South Korea’s economy grows by 0.4%
Seoul - South Korea's economy picked up speed slightly in the final quarter of 2012 but fell short of forecasts, as a persisting dip in capital investment and lower export tempered growth.
Bank of Korea said Thursday that South Korea's economy expanded 0.4 percent from the previous quarter in the three months ending in December, falling short of the bank's October forecast of 0.8 percent growth.
The advanced estimate was a moderate improvement from the third quarter's 0.1 percent growth, the slowest pace in more than three years. Over a year earlier, the economy grew 1.5 percent, the same pace in the previous quarter.
For full-year 2012, Asia's fourth-largest economy grew 2 percent over 2011, the weakest annual performance in three years.
The slow annual growth was attributed to a drop in corporate investment and weak growth in exports, which offset the government's increased public construction projects and welfare spending. The government spending added 0.6 percentage points to the 2012 annual growth, according to the central bank.
The bank said an improvement in the fourth-quarter growth was due to the smaller decline in capital investment and a modest rise in consumer spending.
But the fragile recovery means it is too early to say the economy hit the bottom in the third quarter, said Bank of Korea director-general Kim Young-bae.
South Korea's economy is forecast to expand 2.8 percent in 2013, Bank of Korea said on Jan. 11, revising down its October forecast of 3.2 percent citing the uncertain overseas demand.
Despite grim outlook of the economy, Bank of Korea kept the key policy rate steady at 2.75 percent for a third month in January.

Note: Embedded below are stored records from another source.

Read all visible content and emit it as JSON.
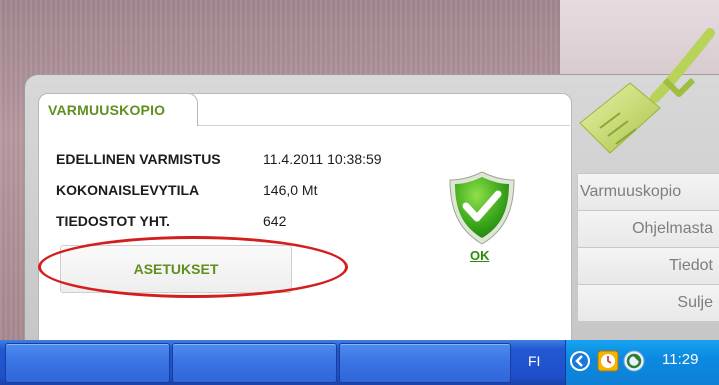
{
  "tab": {
    "label": "VARMUUSKOPIO"
  },
  "info": {
    "rows": [
      {
        "label": "EDELLINEN VARMISTUS",
        "value": "11.4.2011 10:38:59"
      },
      {
        "label": "KOKONAISLEVYTILA",
        "value": "146,0 Mt"
      },
      {
        "label": "TIEDOSTOT YHT.",
        "value": "642"
      }
    ]
  },
  "settings_button": {
    "label": "ASETUKSET"
  },
  "status": {
    "ok_label": "OK",
    "icon": "shield-check-icon"
  },
  "menu": {
    "items": [
      {
        "label": "Varmuuskopio"
      },
      {
        "label": "Ohjelmasta"
      },
      {
        "label": "Tiedot"
      },
      {
        "label": "Sulje"
      }
    ]
  },
  "taskbar": {
    "language": "FI",
    "clock": "11:29"
  },
  "colors": {
    "accent_green": "#5f8f1f",
    "highlight_red": "#d41e1e",
    "taskbar_blue": "#2258d3"
  }
}
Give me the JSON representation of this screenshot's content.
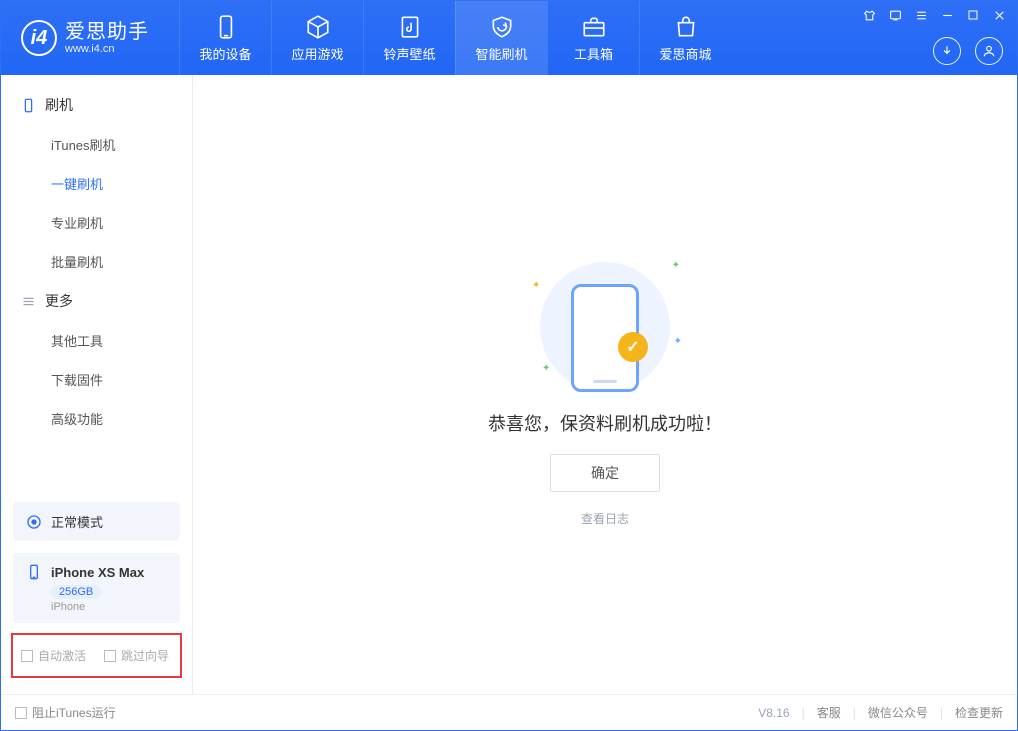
{
  "app": {
    "name": "爱思助手",
    "url": "www.i4.cn"
  },
  "nav": {
    "my_device": "我的设备",
    "apps_games": "应用游戏",
    "ringtone_wallpaper": "铃声壁纸",
    "smart_flash": "智能刷机",
    "toolbox": "工具箱",
    "store": "爱思商城"
  },
  "sidebar": {
    "group_flash": "刷机",
    "items_flash": {
      "itunes": "iTunes刷机",
      "onekey": "一键刷机",
      "pro": "专业刷机",
      "batch": "批量刷机"
    },
    "group_more": "更多",
    "items_more": {
      "other_tools": "其他工具",
      "download_fw": "下载固件",
      "advanced": "高级功能"
    },
    "mode": "正常模式",
    "device": {
      "name": "iPhone XS Max",
      "capacity": "256GB",
      "type": "iPhone"
    },
    "auto_activate": "自动激活",
    "skip_guide": "跳过向导"
  },
  "main": {
    "success": "恭喜您，保资料刷机成功啦！",
    "ok": "确定",
    "view_log": "查看日志"
  },
  "status": {
    "block_itunes": "阻止iTunes运行",
    "version": "V8.16",
    "support": "客服",
    "wechat": "微信公众号",
    "update": "检查更新"
  }
}
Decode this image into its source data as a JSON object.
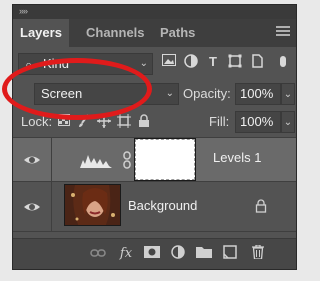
{
  "window": {
    "collapse_glyph": "»»"
  },
  "tabs": [
    {
      "label": "Layers",
      "active": true
    },
    {
      "label": "Channels",
      "active": false
    },
    {
      "label": "Paths",
      "active": false
    }
  ],
  "filter": {
    "value": "Kind"
  },
  "blend": {
    "mode": "Screen",
    "opacity_label": "Opacity:",
    "opacity_value": "100%"
  },
  "lock": {
    "label": "Lock:",
    "fill_label": "Fill:",
    "fill_value": "100%"
  },
  "layers": [
    {
      "name": "Levels 1",
      "type": "adjustment",
      "selected": true
    },
    {
      "name": "Background",
      "type": "image",
      "selected": false,
      "locked": true
    }
  ],
  "bottom_icons": [
    "link-layers-icon",
    "fx-icon",
    "layer-mask-icon",
    "adjustment-layer-icon",
    "new-group-icon",
    "new-layer-icon",
    "delete-icon"
  ],
  "bottom": {
    "fx_text": "fx"
  },
  "colors": {
    "panel": "#535353",
    "selected_row": "#6a6a6a",
    "highlight": "#e01b1b"
  }
}
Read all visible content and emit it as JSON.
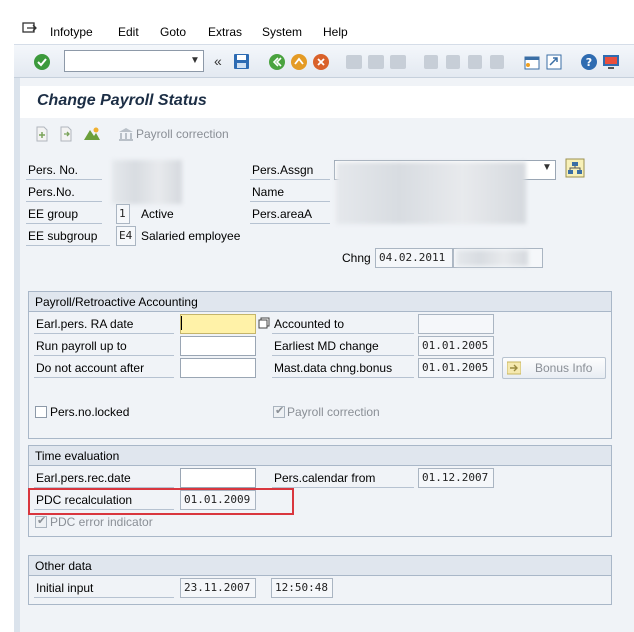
{
  "menu": [
    "Infotype",
    "Edit",
    "Goto",
    "Extras",
    "System",
    "Help"
  ],
  "toolbar": {
    "command_value": "",
    "icons": [
      "ok-icon",
      "back-double-icon",
      "save-icon",
      "back-icon",
      "exit-icon",
      "cancel-icon",
      "print-icon",
      "find-icon",
      "find-next-icon",
      "first-page-icon",
      "prev-page-icon",
      "next-page-icon",
      "last-page-icon",
      "new-session-icon",
      "shortcut-icon",
      "help-icon",
      "customize-icon"
    ]
  },
  "title": "Change Payroll Status",
  "app_toolbar": {
    "payroll_correction_label": "Payroll correction"
  },
  "header": {
    "pers_no_label": "Pers. No.",
    "pers_no2_label": "Pers.No.",
    "ee_group_label": "EE group",
    "ee_group_code": "1",
    "ee_group_text": "Active",
    "ee_subgroup_label": "EE subgroup",
    "ee_subgroup_code": "E4",
    "ee_subgroup_text": "Salaried employee",
    "pers_assgn_label": "Pers.Assgn",
    "name_label": "Name",
    "pers_area_label": "Pers.areaA",
    "chng_label": "Chng",
    "chng_date": "04.02.2011"
  },
  "payroll_group": {
    "title": "Payroll/Retroactive Accounting",
    "earl_ra_label": "Earl.pers. RA date",
    "earl_ra_value": "",
    "run_payroll_label": "Run payroll up to",
    "run_payroll_value": "",
    "do_not_account_label": "Do not account after",
    "do_not_account_value": "",
    "accounted_to_label": "Accounted to",
    "accounted_to_value": "",
    "earliest_md_label": "Earliest MD change",
    "earliest_md_value": "01.01.2005",
    "mast_data_label": "Mast.data chng.bonus",
    "mast_data_value": "01.01.2005",
    "bonus_info_label": "Bonus Info",
    "pers_locked_label": "Pers.no.locked",
    "payroll_correction_label": "Payroll correction"
  },
  "time_group": {
    "title": "Time evaluation",
    "earl_rec_label": "Earl.pers.rec.date",
    "earl_rec_value": "",
    "pers_calendar_label": "Pers.calendar from",
    "pers_calendar_value": "01.12.2007",
    "pdc_recalc_label": "PDC recalculation",
    "pdc_recalc_value": "01.01.2009",
    "pdc_error_label": "PDC error indicator"
  },
  "other_group": {
    "title": "Other data",
    "initial_input_label": "Initial input",
    "initial_input_date": "23.11.2007",
    "initial_input_time": "12:50:48"
  },
  "colors": {
    "highlight_box": "#d9363e",
    "required_field": "#fff2a8",
    "frame": "#f0f3f7"
  }
}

The government of Park Geun-hye, the president elect who is taking office in February, is planning to spend about 70 percent of the government's annual budget during the first half of this year to aid the recovery. - Sapa-AP